The Fall of Eve
Virtually everyone is familiar with the story of the Garden of Eden.
impressed on us in Sunday school, celebrated in art and song, and has been re-told,
elaborated, and interpreted in countless ways over the millennia.
Man is created to tend
the garden of God, home to the tree of life and the tree of knowledge of good and bad,
and is told that he will die if he eats from the tree of knowledge.
To keep the man
company, God creates animals and birds, but no fitting partner for the man emerges from
So God removes one of Adam‟s ribs and creates woman.
naked and innocent until the serpent, shrewdest of all the animals, tells the woman that
eating from the tree of knowledge of good and bad will not lead to death, but rather to a
state of divinity.
She eats the fruit of the forbidden tree, shares it with Adam, and their
eyes are opened.
They use leaves to cover their nudity.
God discovers their
transgression and punishes the serpent, the woman, and Adam.

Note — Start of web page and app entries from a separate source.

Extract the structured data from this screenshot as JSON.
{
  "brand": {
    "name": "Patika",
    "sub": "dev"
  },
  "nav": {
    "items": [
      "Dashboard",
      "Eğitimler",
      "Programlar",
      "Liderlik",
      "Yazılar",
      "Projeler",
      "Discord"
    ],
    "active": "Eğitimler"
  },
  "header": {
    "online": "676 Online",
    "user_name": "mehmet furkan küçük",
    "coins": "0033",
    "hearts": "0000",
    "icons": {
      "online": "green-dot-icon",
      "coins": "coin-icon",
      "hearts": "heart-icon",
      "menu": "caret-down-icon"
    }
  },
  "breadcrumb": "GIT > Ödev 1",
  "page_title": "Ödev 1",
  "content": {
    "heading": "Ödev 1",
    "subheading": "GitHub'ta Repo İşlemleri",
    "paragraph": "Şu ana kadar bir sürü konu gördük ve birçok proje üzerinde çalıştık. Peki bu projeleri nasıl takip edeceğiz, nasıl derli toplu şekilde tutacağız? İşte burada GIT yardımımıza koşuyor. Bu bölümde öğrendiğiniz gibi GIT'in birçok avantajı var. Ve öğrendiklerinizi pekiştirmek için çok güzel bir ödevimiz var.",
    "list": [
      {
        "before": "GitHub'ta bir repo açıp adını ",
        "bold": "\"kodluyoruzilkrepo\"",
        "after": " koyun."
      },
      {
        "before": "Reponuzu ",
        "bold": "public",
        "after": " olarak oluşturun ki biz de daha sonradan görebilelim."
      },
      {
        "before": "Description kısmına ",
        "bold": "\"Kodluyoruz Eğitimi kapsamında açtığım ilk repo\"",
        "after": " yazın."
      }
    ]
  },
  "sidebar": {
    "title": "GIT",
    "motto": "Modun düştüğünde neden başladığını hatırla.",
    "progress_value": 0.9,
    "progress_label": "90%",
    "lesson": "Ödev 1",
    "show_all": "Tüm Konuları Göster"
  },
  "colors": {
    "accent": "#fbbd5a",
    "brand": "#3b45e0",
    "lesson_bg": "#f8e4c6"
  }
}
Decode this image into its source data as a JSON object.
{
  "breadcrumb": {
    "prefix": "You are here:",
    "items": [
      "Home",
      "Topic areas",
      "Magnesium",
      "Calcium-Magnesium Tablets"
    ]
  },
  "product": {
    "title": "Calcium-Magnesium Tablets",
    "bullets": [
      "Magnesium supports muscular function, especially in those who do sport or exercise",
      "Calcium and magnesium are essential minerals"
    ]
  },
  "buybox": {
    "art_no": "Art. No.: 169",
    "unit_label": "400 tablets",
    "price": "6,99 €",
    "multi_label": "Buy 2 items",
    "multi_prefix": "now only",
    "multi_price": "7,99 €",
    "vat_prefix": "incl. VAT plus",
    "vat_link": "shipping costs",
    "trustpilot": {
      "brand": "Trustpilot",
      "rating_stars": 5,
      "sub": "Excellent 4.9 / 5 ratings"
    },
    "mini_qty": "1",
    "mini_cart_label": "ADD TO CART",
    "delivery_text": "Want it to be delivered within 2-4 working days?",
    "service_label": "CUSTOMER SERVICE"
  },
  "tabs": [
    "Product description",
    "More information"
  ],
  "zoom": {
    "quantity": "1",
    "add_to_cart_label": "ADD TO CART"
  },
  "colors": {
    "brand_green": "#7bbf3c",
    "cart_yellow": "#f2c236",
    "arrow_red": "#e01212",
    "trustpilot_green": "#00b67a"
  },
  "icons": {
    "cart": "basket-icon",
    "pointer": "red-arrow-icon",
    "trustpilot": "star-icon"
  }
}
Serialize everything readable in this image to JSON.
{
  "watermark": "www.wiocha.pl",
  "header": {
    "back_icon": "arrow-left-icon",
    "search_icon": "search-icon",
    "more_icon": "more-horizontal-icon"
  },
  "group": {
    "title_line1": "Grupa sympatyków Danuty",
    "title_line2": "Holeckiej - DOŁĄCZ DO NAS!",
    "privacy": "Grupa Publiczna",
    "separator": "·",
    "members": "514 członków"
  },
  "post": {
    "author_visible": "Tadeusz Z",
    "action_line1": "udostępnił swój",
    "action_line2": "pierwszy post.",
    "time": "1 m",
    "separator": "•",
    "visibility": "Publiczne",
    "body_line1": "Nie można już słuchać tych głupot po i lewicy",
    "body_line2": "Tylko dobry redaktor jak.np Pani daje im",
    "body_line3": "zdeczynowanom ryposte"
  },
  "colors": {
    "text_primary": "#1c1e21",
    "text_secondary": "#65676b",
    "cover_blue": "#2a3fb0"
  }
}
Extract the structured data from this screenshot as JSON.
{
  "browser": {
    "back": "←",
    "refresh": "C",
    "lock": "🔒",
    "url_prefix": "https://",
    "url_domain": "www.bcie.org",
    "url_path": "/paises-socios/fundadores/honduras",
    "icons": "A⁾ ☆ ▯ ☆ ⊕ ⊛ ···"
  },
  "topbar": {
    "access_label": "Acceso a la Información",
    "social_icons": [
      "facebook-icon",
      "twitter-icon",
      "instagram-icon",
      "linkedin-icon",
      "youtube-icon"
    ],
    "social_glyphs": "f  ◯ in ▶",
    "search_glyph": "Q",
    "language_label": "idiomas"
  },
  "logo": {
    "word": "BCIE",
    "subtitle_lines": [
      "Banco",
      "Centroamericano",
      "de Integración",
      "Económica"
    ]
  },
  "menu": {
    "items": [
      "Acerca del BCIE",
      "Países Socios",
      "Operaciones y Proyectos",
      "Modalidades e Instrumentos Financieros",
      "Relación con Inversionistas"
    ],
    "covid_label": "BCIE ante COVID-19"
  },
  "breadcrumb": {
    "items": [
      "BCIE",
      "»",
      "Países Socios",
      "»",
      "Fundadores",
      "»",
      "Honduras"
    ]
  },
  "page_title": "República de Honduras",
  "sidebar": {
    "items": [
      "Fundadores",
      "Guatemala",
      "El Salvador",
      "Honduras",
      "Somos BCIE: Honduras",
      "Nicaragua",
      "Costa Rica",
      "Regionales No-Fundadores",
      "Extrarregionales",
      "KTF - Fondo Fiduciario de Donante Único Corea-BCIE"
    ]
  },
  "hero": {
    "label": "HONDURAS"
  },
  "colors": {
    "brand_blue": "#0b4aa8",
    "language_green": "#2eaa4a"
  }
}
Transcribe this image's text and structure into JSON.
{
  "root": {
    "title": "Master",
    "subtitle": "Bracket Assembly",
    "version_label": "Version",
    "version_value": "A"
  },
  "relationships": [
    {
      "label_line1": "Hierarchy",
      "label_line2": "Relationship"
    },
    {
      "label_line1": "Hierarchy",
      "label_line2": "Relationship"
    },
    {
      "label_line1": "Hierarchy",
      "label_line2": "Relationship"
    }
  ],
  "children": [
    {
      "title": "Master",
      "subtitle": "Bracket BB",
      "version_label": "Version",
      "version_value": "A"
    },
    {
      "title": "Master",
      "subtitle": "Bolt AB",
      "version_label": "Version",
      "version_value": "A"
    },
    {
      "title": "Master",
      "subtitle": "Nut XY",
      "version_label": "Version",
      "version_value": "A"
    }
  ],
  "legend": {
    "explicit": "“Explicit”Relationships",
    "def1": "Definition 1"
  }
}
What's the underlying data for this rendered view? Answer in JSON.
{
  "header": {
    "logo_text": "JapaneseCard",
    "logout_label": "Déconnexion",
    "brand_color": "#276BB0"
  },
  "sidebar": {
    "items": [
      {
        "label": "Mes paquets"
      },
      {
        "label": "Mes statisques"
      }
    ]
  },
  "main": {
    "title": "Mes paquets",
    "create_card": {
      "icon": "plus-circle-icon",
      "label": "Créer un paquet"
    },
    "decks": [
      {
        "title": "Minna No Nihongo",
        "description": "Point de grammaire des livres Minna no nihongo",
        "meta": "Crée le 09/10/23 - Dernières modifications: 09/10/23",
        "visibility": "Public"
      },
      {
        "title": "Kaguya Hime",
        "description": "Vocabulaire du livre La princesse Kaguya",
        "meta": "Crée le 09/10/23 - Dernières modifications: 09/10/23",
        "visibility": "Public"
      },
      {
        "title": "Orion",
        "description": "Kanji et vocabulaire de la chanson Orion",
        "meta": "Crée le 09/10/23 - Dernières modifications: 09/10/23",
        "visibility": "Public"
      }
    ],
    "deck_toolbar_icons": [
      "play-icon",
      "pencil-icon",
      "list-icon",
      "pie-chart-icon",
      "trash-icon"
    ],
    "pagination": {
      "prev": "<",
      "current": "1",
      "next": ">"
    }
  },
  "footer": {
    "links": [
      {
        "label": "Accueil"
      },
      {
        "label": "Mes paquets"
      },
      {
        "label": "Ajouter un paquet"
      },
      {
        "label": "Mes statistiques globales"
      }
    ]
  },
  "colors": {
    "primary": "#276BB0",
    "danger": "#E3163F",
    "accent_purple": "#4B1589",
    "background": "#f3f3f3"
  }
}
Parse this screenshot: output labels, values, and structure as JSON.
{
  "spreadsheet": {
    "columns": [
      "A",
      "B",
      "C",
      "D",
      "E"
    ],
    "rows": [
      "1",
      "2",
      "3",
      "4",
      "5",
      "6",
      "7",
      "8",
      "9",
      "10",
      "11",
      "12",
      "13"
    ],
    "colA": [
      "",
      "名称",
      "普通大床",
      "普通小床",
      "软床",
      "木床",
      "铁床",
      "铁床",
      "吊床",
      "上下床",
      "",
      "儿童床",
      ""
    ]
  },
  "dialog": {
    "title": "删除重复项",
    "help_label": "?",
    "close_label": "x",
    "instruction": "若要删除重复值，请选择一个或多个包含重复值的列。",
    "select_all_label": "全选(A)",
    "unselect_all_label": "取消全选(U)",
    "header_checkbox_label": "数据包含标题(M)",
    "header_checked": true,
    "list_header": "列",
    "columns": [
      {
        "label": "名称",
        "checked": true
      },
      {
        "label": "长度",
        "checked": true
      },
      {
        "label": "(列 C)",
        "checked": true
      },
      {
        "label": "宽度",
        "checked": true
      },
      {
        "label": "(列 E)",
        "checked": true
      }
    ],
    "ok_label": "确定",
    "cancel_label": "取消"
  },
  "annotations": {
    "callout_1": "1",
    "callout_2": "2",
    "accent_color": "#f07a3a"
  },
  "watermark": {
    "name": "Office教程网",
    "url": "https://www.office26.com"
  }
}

Adam names his wife
Eve, and God makes clothes for them and then expels them from his garden.
This is a story about primary relationships: between man and woman, between
God and humanity.
It is a story about the creation of humankind and our appropriation of
the divine power of wisdom.
It is about the dawn of morality and our loss of innocence.
It gives a reason for mortality.
It explains why snakes don‟t have legs, why women have
pain in childbirth and are to be subordinated to their husbands, and why men have to
work to bring food from the ground.
This story has been interpreted in countless ways.
In Christian theology, the story
is about the Devil, disguised as a serpent, who tempts humans to disobey their Creator.
In contrast, the Gnostics thought that the Creator-god who forbad humans the acquisition
of knowledge was the evil one.
Bible scholars have interpreted this story as everything